While large and mid-size engineering firms can self-insure and are more attractive insurance prospects, small firms often struggle to find affordable health- care options. Tough state regulations compound the problem. As a result, many insurers abandoned the small firm market or priced it out of reach.

"ACEC’s trust collects $140 million in medical premiums each year."
— Derrell Johnson, president, ACEC Life/Health Trust

One entity that offers some relief is the American Council of Engineering Cos. Life/Health Insurance Trust, which finds coverage for ACEC members. Unlike other "association health plans" that have folded under market pressure over the decades, ACEC’s program has operated uninterrupted since 1967, says manager Derrell Johnson, an engineer and retired partner of design firm Kimley Horn. The trust now serves 20,000 employees in 1,550 firms, whose average staff size is 20.

"ACEC’s plan is good. We’re lucky to have it," says Roger Jacobson, an association plan trustee and past president of Engineering Associates, Cody, Wyo., with 20 employees. "Otherwise we’d be out in the marketplace with everyone else and face more variability."

"The power of bulk buying is a huge benefit to a small firm."
— Cathy Ritter, president, Constellation Design Group, Timonium, Md.

But not all design firms, even ACEC members, are so fortunate. Existing rules in Maryland place stiff coverage rules on insurers, including ACEC’s trust. "The power of bulk buying is a huge benefit to a small firm," says Cathy Ritter, president of Constellation Design Group, Timonium, which has 28 employees and revenue of $3 million. "We don’t have the leverage on premiums and a bigger plan."

While Ritter has alternate coverage, she has faced annual cost increases ranging from 17 to 23% in recent years and worries about the firm’s continued ability to maintain a health plan that is key to attracting talent. "We hope people come to the firm because they like our work or our philosophy, but the bells and whistles keep them," says Ritter, who says the cost issue is personal in small firms because "you see the people that work for you every day." Adds Jacobson: "We’ve been able to control costs by just changing our policy.

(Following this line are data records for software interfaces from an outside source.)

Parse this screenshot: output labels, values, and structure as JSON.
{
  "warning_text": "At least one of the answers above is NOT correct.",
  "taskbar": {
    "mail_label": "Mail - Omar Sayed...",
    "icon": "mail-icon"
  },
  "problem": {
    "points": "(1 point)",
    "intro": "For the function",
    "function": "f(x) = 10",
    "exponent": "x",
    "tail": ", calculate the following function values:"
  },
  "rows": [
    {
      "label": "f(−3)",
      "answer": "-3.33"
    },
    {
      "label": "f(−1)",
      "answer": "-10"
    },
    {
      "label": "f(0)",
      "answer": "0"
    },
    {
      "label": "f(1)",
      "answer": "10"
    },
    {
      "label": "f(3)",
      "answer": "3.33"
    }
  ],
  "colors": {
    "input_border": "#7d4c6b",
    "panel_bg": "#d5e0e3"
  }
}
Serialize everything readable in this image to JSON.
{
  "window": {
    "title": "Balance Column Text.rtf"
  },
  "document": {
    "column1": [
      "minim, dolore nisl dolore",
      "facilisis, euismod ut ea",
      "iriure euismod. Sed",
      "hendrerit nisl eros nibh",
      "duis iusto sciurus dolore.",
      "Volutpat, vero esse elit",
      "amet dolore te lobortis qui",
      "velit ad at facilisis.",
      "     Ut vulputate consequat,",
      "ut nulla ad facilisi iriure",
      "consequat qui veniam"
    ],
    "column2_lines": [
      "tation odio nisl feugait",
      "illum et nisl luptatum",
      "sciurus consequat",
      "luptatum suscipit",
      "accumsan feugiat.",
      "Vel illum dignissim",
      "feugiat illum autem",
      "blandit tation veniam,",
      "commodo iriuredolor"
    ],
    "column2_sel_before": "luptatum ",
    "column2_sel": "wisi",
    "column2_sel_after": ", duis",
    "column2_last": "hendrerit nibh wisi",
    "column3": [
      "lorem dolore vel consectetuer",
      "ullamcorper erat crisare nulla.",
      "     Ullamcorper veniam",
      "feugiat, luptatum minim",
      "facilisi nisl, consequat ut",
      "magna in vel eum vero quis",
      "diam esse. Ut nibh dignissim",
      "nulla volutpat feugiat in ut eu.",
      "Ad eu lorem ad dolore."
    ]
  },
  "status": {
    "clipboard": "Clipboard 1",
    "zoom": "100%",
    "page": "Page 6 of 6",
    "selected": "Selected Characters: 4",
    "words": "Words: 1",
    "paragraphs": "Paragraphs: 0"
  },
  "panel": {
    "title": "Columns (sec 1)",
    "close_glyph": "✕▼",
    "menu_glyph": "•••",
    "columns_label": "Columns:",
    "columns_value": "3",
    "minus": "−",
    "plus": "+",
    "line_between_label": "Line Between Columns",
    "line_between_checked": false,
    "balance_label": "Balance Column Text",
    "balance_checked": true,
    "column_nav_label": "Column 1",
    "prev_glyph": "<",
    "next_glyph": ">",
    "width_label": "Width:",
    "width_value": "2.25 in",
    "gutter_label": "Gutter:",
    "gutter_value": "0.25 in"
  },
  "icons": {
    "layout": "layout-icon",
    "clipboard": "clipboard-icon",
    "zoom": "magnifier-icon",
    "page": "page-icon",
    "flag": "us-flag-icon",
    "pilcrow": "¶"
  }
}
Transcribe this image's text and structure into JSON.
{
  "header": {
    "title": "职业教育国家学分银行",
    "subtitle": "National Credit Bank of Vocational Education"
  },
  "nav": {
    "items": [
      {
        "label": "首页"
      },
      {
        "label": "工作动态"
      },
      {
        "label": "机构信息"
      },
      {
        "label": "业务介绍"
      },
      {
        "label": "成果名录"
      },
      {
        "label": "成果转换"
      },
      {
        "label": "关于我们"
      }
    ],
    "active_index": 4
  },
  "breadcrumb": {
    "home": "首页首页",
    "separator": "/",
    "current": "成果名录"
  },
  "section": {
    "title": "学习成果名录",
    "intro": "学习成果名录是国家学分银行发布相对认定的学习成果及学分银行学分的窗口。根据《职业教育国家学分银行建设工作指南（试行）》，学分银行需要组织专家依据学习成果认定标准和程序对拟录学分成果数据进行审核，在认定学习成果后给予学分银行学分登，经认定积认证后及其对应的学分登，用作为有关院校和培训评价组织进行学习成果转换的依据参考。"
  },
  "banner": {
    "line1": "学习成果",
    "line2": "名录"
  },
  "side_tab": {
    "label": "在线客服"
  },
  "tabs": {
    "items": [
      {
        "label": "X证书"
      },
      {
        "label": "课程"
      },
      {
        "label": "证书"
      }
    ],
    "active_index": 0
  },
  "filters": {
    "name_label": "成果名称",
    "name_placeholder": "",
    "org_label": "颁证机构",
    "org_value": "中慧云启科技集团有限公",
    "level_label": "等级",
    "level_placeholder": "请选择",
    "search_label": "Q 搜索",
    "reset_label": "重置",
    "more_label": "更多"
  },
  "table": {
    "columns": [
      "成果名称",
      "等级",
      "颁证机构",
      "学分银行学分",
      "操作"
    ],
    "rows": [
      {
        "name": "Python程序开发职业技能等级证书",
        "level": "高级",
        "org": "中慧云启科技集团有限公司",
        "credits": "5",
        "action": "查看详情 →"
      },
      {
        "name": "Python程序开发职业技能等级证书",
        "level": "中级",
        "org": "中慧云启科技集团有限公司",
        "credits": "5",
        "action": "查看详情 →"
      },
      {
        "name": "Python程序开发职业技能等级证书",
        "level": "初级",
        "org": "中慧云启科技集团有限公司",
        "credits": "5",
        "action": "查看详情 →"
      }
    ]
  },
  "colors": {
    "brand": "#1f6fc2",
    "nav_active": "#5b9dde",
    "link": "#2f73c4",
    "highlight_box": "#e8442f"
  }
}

We talked about making employees pay more, but we never did it."

ACEC and other industry groups hope they will finally get relief when Congress convenes after Labor Day and enacts long-awaited federal legislation on small-firm insurance that will supercede state rules. The House approved its bill last month, but the "hangup has always been in the Senate," says Steve Hall, ACEC’s vice president of government affairs. Opponents claim the change would undermine coverage for some groups and say association plans lack financial strength. ACEC’s Johnson says the trust’s plan collects $140 million a year in medical premiums and has $100 million in financial reserves. Industry sources say big insurers are lobbying Senators hard, fearing new competition. Democrats also have opposed AHPs.

ACEC and other industry groups are more optimistic this year, with a possible new Senate ally, Mike Enzi (R-Wyo.), chairman of the Committee on Health, Education, Labor and Pensions. Enzi is set to introduce a new bill that may be more palatable to Senate opponents. The Associated Builders and Contractors, whose own health trust dropped medical coverage in 2000 for cost reasons, will likely join the industry push.

In the meantime, design firms will stay focused on the health-care cost threat. "This is 7.5 on the company Richter scale now," says CH2M Hill’s Peterson.

oping with expensive, complex health care programs is probably toughest for engineering firms, some experts say. "Design firms are filled with very analytical people who need to understand every decision," says Abe Gutfreund, senior vice president of Singer Nelson Charlmers, a Teaneck, N.J., insurance broker, whose client base is three-quarters small and medium-size engineering firms. "Health care is very frustrating for them because they can’t fix it."